Deko and Walton teamed up on a character called Yameii. A bubbly, checker-haired anime chick who sings autotune over moody, bouncy and trippy electronic beats. Her song “Baby My Phone” went viral on TikTok in March 2021 and has garnered more than 6 million plays on YouTube alone.

“I wanted a hero character that could be the face of anything that was a part of OseanWorld because a lot of it is a rabbit hole,” Walton says, “because I have like so many characters and all these sketchbooks, all these different worlds. I want to definitely put them out there, but one at a time, because it's so much.”

Deko taught Walton how to use Ableton to make his own beats, and he now uses music to hack into his own brain. He makes certain beats to induce hyperactive dreams, other beats to influence slow, melodic scenes. He even makes beats to turn the dreams off.

“Most of the characters of this world are from dreams,” he says. “I had dreams about weird laser monsters one time … but the lasers wouldn't kill you, they'd just give you sonic euphoria … It's such a cool thing to have all these dreams, but when I wake up, it's not there.
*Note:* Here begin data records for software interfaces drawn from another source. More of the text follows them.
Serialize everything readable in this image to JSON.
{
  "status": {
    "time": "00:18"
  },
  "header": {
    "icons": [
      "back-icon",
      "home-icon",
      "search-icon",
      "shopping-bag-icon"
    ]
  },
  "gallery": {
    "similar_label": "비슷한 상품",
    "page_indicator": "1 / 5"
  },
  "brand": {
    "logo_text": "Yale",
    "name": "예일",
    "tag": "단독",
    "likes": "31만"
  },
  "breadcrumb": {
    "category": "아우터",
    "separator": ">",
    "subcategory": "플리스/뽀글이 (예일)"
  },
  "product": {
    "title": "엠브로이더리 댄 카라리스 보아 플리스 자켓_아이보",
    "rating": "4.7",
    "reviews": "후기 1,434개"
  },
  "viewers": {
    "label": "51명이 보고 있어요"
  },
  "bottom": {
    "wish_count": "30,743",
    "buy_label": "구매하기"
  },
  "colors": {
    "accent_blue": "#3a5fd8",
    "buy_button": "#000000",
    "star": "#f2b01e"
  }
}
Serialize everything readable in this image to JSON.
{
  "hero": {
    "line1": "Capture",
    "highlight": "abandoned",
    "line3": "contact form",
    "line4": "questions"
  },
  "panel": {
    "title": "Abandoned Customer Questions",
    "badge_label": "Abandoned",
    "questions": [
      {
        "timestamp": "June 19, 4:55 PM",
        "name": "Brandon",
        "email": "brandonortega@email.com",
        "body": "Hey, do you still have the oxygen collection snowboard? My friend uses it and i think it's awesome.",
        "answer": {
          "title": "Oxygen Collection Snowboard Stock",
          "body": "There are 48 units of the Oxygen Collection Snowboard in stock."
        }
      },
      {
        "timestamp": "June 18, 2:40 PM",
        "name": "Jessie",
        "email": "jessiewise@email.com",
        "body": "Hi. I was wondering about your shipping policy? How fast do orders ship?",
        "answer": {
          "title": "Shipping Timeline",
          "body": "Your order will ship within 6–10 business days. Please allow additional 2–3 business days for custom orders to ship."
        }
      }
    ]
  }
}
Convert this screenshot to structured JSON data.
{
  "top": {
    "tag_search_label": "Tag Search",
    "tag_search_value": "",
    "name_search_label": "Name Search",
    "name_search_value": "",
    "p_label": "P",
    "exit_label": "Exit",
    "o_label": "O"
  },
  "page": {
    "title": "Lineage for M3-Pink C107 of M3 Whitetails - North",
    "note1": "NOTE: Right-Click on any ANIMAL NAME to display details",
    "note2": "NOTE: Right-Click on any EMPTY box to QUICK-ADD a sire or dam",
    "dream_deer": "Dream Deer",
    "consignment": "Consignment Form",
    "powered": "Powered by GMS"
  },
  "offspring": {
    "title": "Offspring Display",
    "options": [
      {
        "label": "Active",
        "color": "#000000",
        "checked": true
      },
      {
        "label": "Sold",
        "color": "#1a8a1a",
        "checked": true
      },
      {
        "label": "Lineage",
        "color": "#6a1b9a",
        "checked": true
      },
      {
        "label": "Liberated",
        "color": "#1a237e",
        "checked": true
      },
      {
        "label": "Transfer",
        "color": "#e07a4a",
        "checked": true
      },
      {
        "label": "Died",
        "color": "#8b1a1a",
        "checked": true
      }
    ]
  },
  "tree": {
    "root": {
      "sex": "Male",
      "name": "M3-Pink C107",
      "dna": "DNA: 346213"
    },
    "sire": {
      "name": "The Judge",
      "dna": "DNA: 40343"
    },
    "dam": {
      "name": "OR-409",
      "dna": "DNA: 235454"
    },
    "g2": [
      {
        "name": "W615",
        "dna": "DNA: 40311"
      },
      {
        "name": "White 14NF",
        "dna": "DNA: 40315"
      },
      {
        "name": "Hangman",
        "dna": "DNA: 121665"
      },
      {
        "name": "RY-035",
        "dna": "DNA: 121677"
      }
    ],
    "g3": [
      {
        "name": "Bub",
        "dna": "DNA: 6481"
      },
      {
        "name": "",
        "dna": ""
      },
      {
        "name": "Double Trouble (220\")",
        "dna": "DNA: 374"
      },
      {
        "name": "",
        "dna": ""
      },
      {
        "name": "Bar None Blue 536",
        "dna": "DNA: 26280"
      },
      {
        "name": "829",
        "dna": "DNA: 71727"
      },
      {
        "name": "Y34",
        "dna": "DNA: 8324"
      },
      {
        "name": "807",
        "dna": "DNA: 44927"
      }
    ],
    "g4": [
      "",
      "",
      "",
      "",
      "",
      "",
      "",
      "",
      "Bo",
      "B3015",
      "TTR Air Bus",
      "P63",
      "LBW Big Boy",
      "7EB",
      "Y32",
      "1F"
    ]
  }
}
AR and VR are the in between of both.”

Augmented reality and virtual reality are OseanWorld's latest obsessions. He's made a lot of new friends on VR chat, a free VR social platform that's part MMORPG, part open space hangout. He's teaming up with coders to bring his acid-drip surreality to life in new dimensions, throwing OseanWorld parties with 300 dancing avatars and cooking up a full-scale OseanWorld theme park with roller coasters and rainbow dragons.

“I want it to be the future where you have contact lenses and all of this shit is in front of you,” he says. “I got really into science. I wanted to bend reality and make people believe in that shit wasn't real, like a magician scientist or something. After a while, I was just like, 'that's kind of what artists do.' Me doing this art is giving someone inspiration to [make the science real] for me.”